By Bill Knief
In compliance with new, stricter UNM rules on smoking, UNM-Taos for the first time will be completely smoke free this fall. No outdoor smoking stations on campus. Students aren’t even allowed to smoke in their cars in campus owned parking areas. The tough new guidelines went into effect on the first day of class, August 24. From now on, don’t smoke ‘em if you’ve got ‘em!
SOUTHWEST RESEARCH CENTER
Nita Murphy has been shepherding the Harwood, Millicent Rogers and Taos Historical Museums collections all over town for the past 21 years, but she has found a permanent home with UNM-Taos. Packaged as the Southwest Research Center, the historical material is now on display and open to the public in rooms behind the UNM-Taos administration building on Civic Plaza Drive.
“The Southwest Research Center is housed at UNM-Taos through a memo of understanding between the Harwood, the Millicent Rogers Museum and the Taos Historical Museums,” Dr. Kate O’Neill, executive Director of UNM-Taos, explained, “where we house, host and care for the collections, but the collections themselves are on loan to us.”
“I’m delighted to be with UNM-Taos,” Murphy said, “because I feel this incredible collection has been in peril for so long, and now it is safe and available to the public. First it was stored at the Harwood, then for a while it was stored in the morada in Mabel Dodge Luhan’s back yard, which was not a suitable place to have people trooping in. In 1995 Karen Young wrote a grant that enabled us to pull the three collections together.”
Murphy keeps office hours Tuesdays, Wednesdays and Thursdays from 1 to 4 p.m., and she emphasized that the Research Center was open to anyone, for either scholarly research or simply to satisfy one’s curiosity about the region.
“We’re doing history with everyone who walks through the door,” she maintained. “We have lots of important water documents, mountain man trade fair items, maps and private collections. Lately, what I’m doing most is genealogy work. I’ve got Taos County baptisms and marriages from 1700. Descendants can trace their ancestors back through the 1847 Revolt, the Civil War, the Tax Revolt of 1816 when everyone in Taos was under house arrest. It’s great fun, especially with young people, who may not know their family history, which is Taos history.
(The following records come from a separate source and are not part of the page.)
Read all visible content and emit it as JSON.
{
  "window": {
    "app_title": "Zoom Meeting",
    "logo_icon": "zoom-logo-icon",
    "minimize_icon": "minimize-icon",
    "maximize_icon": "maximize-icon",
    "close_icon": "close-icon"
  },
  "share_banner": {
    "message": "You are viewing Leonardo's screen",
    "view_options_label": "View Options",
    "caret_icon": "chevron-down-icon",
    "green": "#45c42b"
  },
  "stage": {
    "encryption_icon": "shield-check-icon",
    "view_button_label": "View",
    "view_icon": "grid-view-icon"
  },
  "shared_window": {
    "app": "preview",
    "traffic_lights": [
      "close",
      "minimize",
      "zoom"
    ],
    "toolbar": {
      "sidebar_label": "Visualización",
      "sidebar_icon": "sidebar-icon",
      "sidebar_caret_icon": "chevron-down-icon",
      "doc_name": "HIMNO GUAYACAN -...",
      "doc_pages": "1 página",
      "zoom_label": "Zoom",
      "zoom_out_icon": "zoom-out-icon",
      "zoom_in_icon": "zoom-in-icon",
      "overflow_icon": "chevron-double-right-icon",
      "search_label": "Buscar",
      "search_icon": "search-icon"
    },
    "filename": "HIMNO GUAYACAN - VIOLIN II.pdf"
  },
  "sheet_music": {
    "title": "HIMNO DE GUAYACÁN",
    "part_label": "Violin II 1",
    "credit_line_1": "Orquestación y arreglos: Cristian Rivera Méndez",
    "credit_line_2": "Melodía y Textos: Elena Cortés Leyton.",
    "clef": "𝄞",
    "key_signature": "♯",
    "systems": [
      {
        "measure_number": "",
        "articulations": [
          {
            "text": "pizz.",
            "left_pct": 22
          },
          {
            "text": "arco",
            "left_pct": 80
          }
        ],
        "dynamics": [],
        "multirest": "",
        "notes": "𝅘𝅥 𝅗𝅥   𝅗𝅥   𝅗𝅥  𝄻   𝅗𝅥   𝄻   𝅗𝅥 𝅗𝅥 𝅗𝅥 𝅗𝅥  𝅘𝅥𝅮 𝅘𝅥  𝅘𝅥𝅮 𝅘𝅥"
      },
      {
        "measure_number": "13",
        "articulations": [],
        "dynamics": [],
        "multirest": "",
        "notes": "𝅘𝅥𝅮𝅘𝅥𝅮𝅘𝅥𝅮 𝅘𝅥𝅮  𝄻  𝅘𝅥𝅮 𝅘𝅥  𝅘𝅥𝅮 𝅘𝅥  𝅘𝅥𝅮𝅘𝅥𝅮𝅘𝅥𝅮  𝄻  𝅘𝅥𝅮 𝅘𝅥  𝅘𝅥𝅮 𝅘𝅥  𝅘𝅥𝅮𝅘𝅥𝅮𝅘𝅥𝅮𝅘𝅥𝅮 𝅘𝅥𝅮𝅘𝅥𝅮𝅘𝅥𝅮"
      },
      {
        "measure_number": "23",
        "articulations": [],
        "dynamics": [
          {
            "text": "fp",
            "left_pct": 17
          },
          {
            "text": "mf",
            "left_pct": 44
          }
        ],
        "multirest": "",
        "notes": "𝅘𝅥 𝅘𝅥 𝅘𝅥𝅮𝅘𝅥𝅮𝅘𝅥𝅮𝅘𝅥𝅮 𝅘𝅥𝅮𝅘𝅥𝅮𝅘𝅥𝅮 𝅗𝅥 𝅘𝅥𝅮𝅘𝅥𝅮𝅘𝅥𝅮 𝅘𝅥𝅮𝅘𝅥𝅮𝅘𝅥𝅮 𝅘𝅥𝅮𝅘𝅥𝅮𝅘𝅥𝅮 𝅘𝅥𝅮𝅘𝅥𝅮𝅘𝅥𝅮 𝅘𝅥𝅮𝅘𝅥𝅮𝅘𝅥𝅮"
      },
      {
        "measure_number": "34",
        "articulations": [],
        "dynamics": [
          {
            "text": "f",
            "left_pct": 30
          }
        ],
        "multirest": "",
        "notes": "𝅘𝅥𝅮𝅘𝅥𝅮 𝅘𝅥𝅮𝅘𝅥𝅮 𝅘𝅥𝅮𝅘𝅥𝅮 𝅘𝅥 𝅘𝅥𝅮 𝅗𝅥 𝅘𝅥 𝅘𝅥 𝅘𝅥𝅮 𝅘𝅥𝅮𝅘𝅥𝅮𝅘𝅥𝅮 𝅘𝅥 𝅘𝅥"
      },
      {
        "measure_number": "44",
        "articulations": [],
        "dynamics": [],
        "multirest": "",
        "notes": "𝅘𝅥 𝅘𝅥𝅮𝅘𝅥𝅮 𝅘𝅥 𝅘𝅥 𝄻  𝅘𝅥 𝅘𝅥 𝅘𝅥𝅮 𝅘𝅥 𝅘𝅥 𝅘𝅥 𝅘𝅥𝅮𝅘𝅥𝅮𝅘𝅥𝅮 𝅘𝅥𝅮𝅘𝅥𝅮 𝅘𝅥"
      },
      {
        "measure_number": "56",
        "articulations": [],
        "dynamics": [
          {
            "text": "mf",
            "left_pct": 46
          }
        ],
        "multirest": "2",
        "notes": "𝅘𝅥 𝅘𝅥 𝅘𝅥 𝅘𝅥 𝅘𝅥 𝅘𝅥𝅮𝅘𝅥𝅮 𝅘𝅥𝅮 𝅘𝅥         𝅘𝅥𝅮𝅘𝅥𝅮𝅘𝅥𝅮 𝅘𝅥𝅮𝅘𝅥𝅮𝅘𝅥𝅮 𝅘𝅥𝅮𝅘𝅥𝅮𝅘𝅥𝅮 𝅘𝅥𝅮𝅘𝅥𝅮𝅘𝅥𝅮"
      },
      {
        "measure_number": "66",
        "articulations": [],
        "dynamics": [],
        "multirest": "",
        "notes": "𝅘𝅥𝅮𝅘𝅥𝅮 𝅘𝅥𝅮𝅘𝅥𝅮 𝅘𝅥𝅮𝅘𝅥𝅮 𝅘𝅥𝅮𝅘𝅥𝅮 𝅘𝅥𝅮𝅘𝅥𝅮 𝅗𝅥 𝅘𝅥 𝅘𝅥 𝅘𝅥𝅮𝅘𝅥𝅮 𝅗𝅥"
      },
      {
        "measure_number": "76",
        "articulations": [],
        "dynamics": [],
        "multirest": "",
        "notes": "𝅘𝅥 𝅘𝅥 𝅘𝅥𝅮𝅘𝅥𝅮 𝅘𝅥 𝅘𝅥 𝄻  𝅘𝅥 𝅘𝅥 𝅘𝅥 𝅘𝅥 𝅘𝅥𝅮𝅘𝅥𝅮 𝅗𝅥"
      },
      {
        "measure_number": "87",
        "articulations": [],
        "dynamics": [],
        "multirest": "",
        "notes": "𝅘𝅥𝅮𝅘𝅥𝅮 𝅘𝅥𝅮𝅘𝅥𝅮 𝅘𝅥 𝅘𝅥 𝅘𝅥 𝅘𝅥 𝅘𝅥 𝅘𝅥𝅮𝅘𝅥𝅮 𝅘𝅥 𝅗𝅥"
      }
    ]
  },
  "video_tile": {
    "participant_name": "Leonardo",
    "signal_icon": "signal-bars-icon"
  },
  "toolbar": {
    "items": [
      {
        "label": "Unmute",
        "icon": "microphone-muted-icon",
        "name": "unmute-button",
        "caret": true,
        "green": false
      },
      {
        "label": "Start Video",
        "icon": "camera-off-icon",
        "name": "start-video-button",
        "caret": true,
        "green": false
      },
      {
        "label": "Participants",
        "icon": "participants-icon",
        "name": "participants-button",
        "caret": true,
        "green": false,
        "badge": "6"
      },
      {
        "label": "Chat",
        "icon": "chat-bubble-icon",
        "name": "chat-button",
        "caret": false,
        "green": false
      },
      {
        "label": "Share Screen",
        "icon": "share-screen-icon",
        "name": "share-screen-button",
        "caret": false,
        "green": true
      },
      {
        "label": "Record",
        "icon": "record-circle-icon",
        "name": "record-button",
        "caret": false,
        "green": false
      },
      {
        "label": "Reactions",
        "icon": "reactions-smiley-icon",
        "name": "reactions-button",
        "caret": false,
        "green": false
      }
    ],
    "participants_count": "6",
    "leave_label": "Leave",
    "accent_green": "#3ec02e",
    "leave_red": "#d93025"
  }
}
We have classes come from all over, and I love it when they whip out their cell phones and call grandma to tell her what they’ve learned.”
SMALL BUSINESS DEVELOPMENT CENTER
For two decades the Small Business Development Center in Taos was a satellite office of the SBDC in Espanola. But this year the state legislature shifted responsibility for the Center from Northern New Mexico College to UNM-Taos, making it a stand alone SBDC with support staff, library and a business resource center. The Small Business Administration provides federal funds for the Center augmented by state monies, and these funds are then passed through the college to run the Center.
“I think it’s a much better setup for Taos,” Gary Bouty, Director of the Center for the past 11 years, maintained. “We cover Taos County but we can include parts of Colfax County and down into Espanola—anywhere my expertise is needed. We are open to all current and prospective small businesses. We’re a business consulting service that is essentially a one stop shop: we do everything except make loans.”
You can call for an appointment with Gary Bouty at 575 737-5651. The Small Business Development Center is located at 1332 Gusdorf Rd. Suite B. All services are free.